A UW-Madison researcher has developed a microcoaxial probe tip that incorporates atomic force, scanning tunneling and microwave microscopy into one instrument to more quickly provide a high resolution image. A strained semiconductor bilayer with a conducting strip patterned to the inner surface is attached to a supportive layer. When the supportive layer is removed, the strain causes the bilayer to coil about the conducting strip, creating a tube with an atomically sharp tip. The conducting strip serves as a channel for STM, the bilayer can be attached to a cantilever for AFM, and the tube also serves as a microwave resonator, thus providing three probes on one microcoaxial tip. One computer can collect information from all three probes at once and quickly compile it into a more accurate graphic image.

Batch Fabrication of High Aspect Ratio Micromechanical Probe Tips

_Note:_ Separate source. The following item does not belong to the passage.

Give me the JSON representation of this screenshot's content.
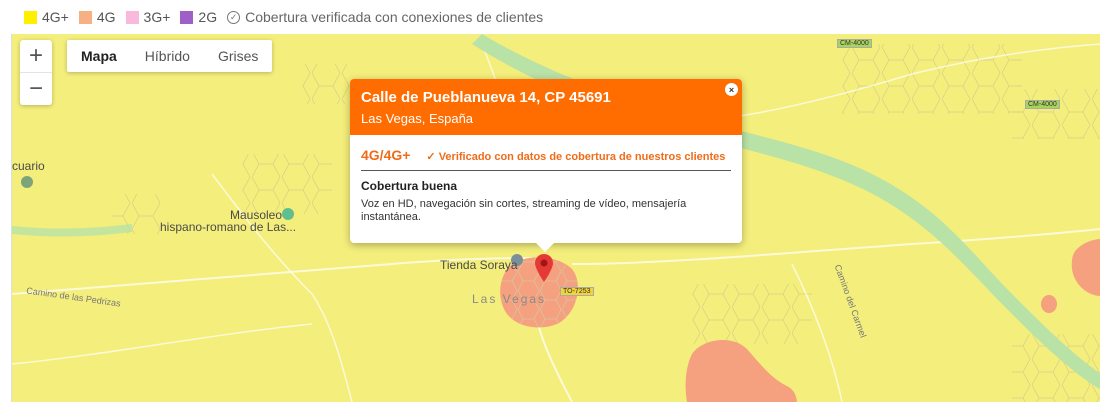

UW-Madison researchers have developed a multi-step batch process for manufacturing silicon probe tips with superior tip height and high aspect ratio for atomic force microscopy. First, an etchant protective island is formed on the surface of a silicon substrate with the substrate exposed around the island. The substrate is etched isotropically around the island by reactive ion etching (RIE) to partially undercut the substrate beneath the island. Next, the silicon surrounding the island is anisotropically etched using deep reactive ion etching (DRIE) to define a tip shaft of the desired height. The sidewall of the shaft is smoothed by a wet chemical clean and RIE to remove characteristic scalloping features from the DRIE step. At the same time, the RIE creates the desired shaft diameter. Finally, the protective island is removed from the tip and the top of the tip shaft is sharpened to an apex.

Mechanical Force Detection of Magnetic Fields Using Heterodyne Demodulation

UW-Madison researchers have developed a new, high-frequency magnetic field detector that uses mechanical force to directly detect a magnetic field. The device incorporates a coil-on-cantilever design, with a conductive loop placed on a vibrating cantilever beam with one fixed end. The frequency of the alternating current in the loop is chosen so the magnitude of the cantilever’s mechanical vibration at its mechanical resonant frequency reflects the magnitude of the magnetic field. The vibration of the cantilever is then detected by reflecting a laser beam off a reflective portion at the cantilever’s free end.

Plastic Cantilevers for Atomic Force Microscopy

UW-Madison researchers have developed a robust batch process for quickly and economically producing polymer-based cantilevers for atomic force microscopy. First, a master cantilever with a tip is used to create a mold. Next, the tip cavity within the mold is filled with a tip material, such as polystyrene or a magnetic metal. The remainder of the mold cavity is filled with plastic, preferably polystyrene, to form a plastic cantilever with a tip of the desired material. Multiple master cantilevers can be used to form multiple molds, so that the desired number of plastic cantilevers can be produced. At least one surface of the plastic cantilever can be coated with a reflective material, such as gold.

Heterodyne Feedback System for Scanning Force Microscopy

Now, two UW-Madison radio engineers who are also experts in SFM technology have created a technique for down-converting the signal from high-frequency SFM probes so it can be sensed by standard detection electronics. The technique uses a heterodyne receiver to down-convert the signal, an approach that is well known in radio frequency engineering but has not been previously applied to measurement instrumentation.

Photon-Sorting Spectroscopic Microscope System

A UW-Madison researcher has developed a novel spectroscopic microscope system that is well suited for multi-photon spectral imaging for analysis of specimens containing one or more types of fluorophores. The microscope is projected to cost a fraction of what current commercial MPELSM do because it takes advantage of new digital components and integrates the controls between many parts of the system.